PROBLEM DESCRIPTION: Go through the entries and copy every line that has the string "icon" in it.

SOURCE MATERIAL:
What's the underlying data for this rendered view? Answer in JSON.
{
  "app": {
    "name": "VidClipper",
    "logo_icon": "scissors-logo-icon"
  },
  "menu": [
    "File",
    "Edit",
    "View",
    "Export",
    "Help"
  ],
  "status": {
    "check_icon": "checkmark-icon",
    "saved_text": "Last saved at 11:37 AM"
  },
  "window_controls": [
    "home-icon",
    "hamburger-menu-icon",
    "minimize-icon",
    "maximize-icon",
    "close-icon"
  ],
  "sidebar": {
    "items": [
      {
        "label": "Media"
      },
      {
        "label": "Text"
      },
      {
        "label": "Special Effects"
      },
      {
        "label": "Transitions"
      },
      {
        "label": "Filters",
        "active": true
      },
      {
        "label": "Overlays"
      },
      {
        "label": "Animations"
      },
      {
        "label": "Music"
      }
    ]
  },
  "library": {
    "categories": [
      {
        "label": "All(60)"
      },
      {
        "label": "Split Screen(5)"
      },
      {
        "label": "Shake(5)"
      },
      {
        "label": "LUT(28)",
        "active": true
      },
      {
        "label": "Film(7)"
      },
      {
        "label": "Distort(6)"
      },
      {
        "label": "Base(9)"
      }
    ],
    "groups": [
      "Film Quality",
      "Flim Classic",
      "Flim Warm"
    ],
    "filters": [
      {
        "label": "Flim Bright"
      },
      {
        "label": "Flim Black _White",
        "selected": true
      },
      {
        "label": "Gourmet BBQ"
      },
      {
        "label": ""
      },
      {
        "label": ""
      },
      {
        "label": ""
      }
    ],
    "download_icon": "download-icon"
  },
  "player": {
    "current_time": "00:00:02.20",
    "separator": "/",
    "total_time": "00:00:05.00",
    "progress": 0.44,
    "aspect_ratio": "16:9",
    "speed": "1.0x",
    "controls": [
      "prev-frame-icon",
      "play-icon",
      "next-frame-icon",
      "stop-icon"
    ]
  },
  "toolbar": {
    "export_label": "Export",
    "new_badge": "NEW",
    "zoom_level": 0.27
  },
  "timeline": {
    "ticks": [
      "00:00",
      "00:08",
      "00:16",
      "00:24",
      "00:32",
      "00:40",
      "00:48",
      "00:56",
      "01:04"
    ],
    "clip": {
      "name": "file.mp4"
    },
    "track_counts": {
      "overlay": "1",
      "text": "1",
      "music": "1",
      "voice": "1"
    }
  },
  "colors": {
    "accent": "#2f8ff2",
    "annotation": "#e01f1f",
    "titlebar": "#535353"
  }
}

RESULT OF THIS EXERCISE:
    "logo_icon": "scissors-logo-icon"
    "check_icon": "checkmark-icon",
    "home-icon",
    "hamburger-menu-icon",
    "minimize-icon",
    "maximize-icon",
    "close-icon"
    "download_icon": "download-icon"
      "prev-frame-icon",
      "play-icon",
      "next-frame-icon",
      "stop-icon"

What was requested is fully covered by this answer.